“It is easier for everybody to become filmmakers and content providers. At the same time, it is more difficult to be different and unique, to stand out and do something which is very unique,” she added.
“One good thing that happened was that the industry got corporatised and organised. The industry needed a certain discipline, and since I am discipline-loving I love this change. The only change I do not like is that only daily soaps are around, there should be some weekly soaps as well.”
Talking about how the content of films has changed, Renuka said, “Now we are in a happy place where there has been a marriage of both – parallel cinema and commercial cinema. That kind of content now has a market because the audience is now attuned to see works from across the world. Earlier, we had to wait for film festivals to watch global content. Now, out of the ordinary films also work at the box office. Right now is a great place to be a content provider, you can easily get a good audience for even out-of-the-box movies.”
Renuka turned a director with Marathi film Rita in 2009. She also directed her recent movie, Kajol-Tanvi Azmi-Mithila Palkar’s Tribhanga. She also wrote the story, that is said to be inspired by her own relationship with her mother, Marathi writer Shanta Gokhale.
Sharing how getting into different aspects of filmmaking helped her as an actor, Renuka said, “Many times, we intuitively understand the dilemma that an actor maybe going through. Even as an actor on sets, we learn so many things by observing.”
She added jokingly, “While acting, I feel like picnic-type hai, thoda sa araam kr k aati hu (it is like picnic, I can take some rest). As a director you can never relax. As an actor you can just be selfish, do you job and go home, don’t have to see the larger picture all the time. I feel I am on relax mode when I am only an actor on sets. I do not think like a director at all when acting. I like to be directed. Of course there is discussion, but the final word has to be the director’s.”
Renuka also added a word of caution for young actors. Claiming she has been rejected on the basis of her auditions, she said one must not lose heart over such rejections. “People think you have done so much work and now it is easy. That is not the case.
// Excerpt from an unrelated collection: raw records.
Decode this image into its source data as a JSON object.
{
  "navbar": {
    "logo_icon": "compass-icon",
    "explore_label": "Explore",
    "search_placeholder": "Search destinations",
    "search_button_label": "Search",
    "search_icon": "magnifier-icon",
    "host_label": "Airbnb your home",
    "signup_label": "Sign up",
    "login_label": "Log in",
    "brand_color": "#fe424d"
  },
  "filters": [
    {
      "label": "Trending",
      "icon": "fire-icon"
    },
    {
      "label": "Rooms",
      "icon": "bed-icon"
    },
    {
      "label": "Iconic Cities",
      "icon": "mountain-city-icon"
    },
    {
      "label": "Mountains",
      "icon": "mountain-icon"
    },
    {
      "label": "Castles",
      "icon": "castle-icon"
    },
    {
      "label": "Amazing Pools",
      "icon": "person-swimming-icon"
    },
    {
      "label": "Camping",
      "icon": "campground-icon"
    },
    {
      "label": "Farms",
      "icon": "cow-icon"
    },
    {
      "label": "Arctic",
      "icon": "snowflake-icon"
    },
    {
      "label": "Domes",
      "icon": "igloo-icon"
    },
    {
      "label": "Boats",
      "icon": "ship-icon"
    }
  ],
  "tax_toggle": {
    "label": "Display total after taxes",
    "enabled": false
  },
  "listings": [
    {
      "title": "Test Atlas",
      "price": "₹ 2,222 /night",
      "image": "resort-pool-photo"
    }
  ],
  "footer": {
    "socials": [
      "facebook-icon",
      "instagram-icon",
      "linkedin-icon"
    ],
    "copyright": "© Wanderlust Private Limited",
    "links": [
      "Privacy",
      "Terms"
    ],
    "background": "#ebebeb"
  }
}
Even today, I am so bad at auditions, I get rejected on the basis of auditions. And it is fine. As an actor, it does not mean you are a bad actor, you are just not fit for that role. That’s it.